Alternatively, you could provide them with a large button mobile phone to carry around with them.
Rugs positioned on floors around the house can pose a trip hazard, particularly for older people who have poor eyesight or issues with their balance or mobility. Rugs should be removed where possible, or where they are needed; they should be secured in position using tape or non-slip backing.
Inadequate lighting often causes accidents, so ensure that halls and other frequently used areas have bright and easily accessible lighting. An automated system can be installed so that your loved one can easily turn the light on without having to search for the switch.
Outside the house, motion-activated lights will discourage intruders, as well as increasing visibility for your relative if they need to go outside in the evening.
Safety on the stairs
Stairs indoors and steps outside can both be hazardous for older people. Outside, non-slip strips can be installed on steps to make them less slippery when they’re wet. Handrails should always be fixed securely and ensure they are tightly fastened to the wall so that they provide good support.

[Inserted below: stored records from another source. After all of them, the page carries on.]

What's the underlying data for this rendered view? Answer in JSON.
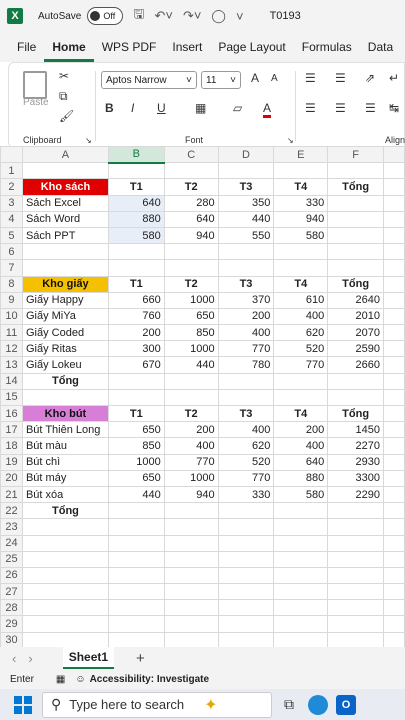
{
  "titlebar": {
    "logo": "X",
    "autosave_label": "AutoSave",
    "autosave_state": "Off",
    "doc_name": "T0193"
  },
  "tabs": [
    "File",
    "Home",
    "WPS PDF",
    "Insert",
    "Page Layout",
    "Formulas",
    "Data"
  ],
  "ribbon": {
    "paste": "Paste",
    "clipboard": "Clipboard",
    "font_name": "Aptos Narrow",
    "font_size": "11",
    "font_group": "Font",
    "align_group": "Align",
    "bold": "B",
    "italic": "I",
    "underline": "U",
    "font_color": "A",
    "grow": "A",
    "shrink": "A"
  },
  "columns": [
    "A",
    "B",
    "C",
    "D",
    "E",
    "F"
  ],
  "rows": [
    {
      "n": "1",
      "c": [
        "",
        "",
        "",
        "",
        "",
        ""
      ]
    },
    {
      "n": "2",
      "c": [
        "Kho sách",
        "T1",
        "T2",
        "T3",
        "T4",
        "Tổng"
      ]
    },
    {
      "n": "3",
      "c": [
        "Sách Excel",
        "640",
        "280",
        "350",
        "330",
        ""
      ]
    },
    {
      "n": "4",
      "c": [
        "Sách Word",
        "880",
        "640",
        "440",
        "940",
        ""
      ]
    },
    {
      "n": "5",
      "c": [
        "Sách PPT",
        "580",
        "940",
        "550",
        "580",
        ""
      ]
    },
    {
      "n": "6",
      "c": [
        "",
        "",
        "",
        "",
        "",
        ""
      ]
    },
    {
      "n": "7",
      "c": [
        "",
        "",
        "",
        "",
        "",
        ""
      ]
    },
    {
      "n": "8",
      "c": [
        "Kho giấy",
        "T1",
        "T2",
        "T3",
        "T4",
        "Tổng"
      ]
    },
    {
      "n": "9",
      "c": [
        "Giấy Happy",
        "660",
        "1000",
        "370",
        "610",
        "2640"
      ]
    },
    {
      "n": "10",
      "c": [
        "Giấy MiYa",
        "760",
        "650",
        "200",
        "400",
        "2010"
      ]
    },
    {
      "n": "11",
      "c": [
        "Giấy Coded",
        "200",
        "850",
        "400",
        "620",
        "2070"
      ]
    },
    {
      "n": "12",
      "c": [
        "Giấy Ritas",
        "300",
        "1000",
        "770",
        "520",
        "2590"
      ]
    },
    {
      "n": "13",
      "c": [
        "Giấy Lokeu",
        "670",
        "440",
        "780",
        "770",
        "2660"
      ]
    },
    {
      "n": "14",
      "c": [
        "Tổng",
        "",
        "",
        "",
        "",
        ""
      ]
    },
    {
      "n": "15",
      "c": [
        "",
        "",
        "",
        "",
        "",
        ""
      ]
    },
    {
      "n": "16",
      "c": [
        "Kho bút",
        "T1",
        "T2",
        "T3",
        "T4",
        "Tổng"
      ]
    },
    {
      "n": "17",
      "c": [
        "Bút Thiên Long",
        "650",
        "200",
        "400",
        "200",
        "1450"
      ]
    },
    {
      "n": "18",
      "c": [
        "Bút màu",
        "850",
        "400",
        "620",
        "400",
        "2270"
      ]
    },
    {
      "n": "19",
      "c": [
        "Bút chì",
        "1000",
        "770",
        "520",
        "640",
        "2930"
      ]
    },
    {
      "n": "20",
      "c": [
        "Bút máy",
        "650",
        "1000",
        "770",
        "880",
        "3300"
      ]
    },
    {
      "n": "21",
      "c": [
        "Bút xóa",
        "440",
        "940",
        "330",
        "580",
        "2290"
      ]
    },
    {
      "n": "22",
      "c": [
        "Tổng",
        "",
        "",
        "",
        "",
        ""
      ]
    },
    {
      "n": "23",
      "c": [
        "",
        "",
        "",
        "",
        "",
        ""
      ]
    },
    {
      "n": "24",
      "c": [
        "",
        "",
        "",
        "",
        "",
        ""
      ]
    },
    {
      "n": "25",
      "c": [
        "",
        "",
        "",
        "",
        "",
        ""
      ]
    },
    {
      "n": "26",
      "c": [
        "",
        "",
        "",
        "",
        "",
        ""
      ]
    },
    {
      "n": "27",
      "c": [
        "",
        "",
        "",
        "",
        "",
        ""
      ]
    },
    {
      "n": "28",
      "c": [
        "",
        "",
        "",
        "",
        "",
        ""
      ]
    },
    {
      "n": "29",
      "c": [
        "",
        "",
        "",
        "",
        "",
        ""
      ]
    },
    {
      "n": "30",
      "c": [
        "",
        "",
        "",
        "",
        "",
        ""
      ]
    }
  ],
  "colors": {
    "kho_sach": "#e00000",
    "kho_giay": "#f5c000",
    "kho_but": "#d77fd6",
    "excel_green": "#107c41"
  },
  "sheet_tab": "Sheet1",
  "status": {
    "mode": "Enter",
    "accessibility": "Accessibility: Investigate"
  },
  "taskbar": {
    "search_placeholder": "Type here to search"
  }
}
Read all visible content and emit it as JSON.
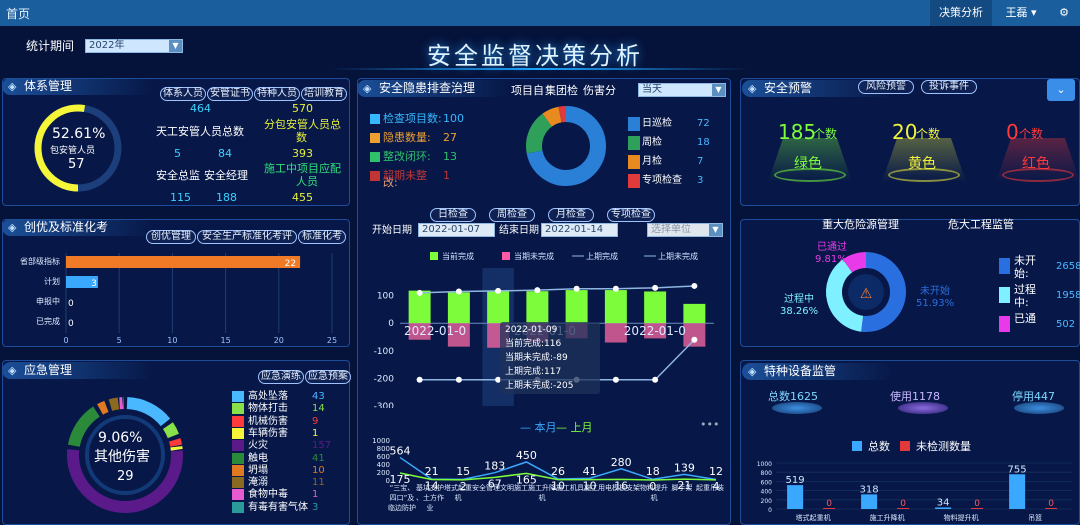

If your loved one is less mobile and they use a wheelchair or a walking aid, steps may be replaced by ramps to make getting around easier. Indoors, consider installing a stairlift for anyone who has difficulty using the stairs safely.
Ensure outdoor lighting is adequate and that paths are level and free of obstructions. Trees and shrubs should be maintained so that they do not overhang walkways and if there are bumps on the lawn, they should be levelled so that they do not present a tripping hazard. If there is decking outside your loved one’s house, make sure it is treated to make it non-slip.
Ensure there is a phone beside the bed, so your loved one can call for help if necessary.
The bed should be at knee height or lower to reduce the risk of injury if your loved one falls out. Mattresses should be firm so that the older person can get out of bed easily, and the light should be accessible from the bed so that your elderly relative will not have to walk across the room in the dark if they get up in the night.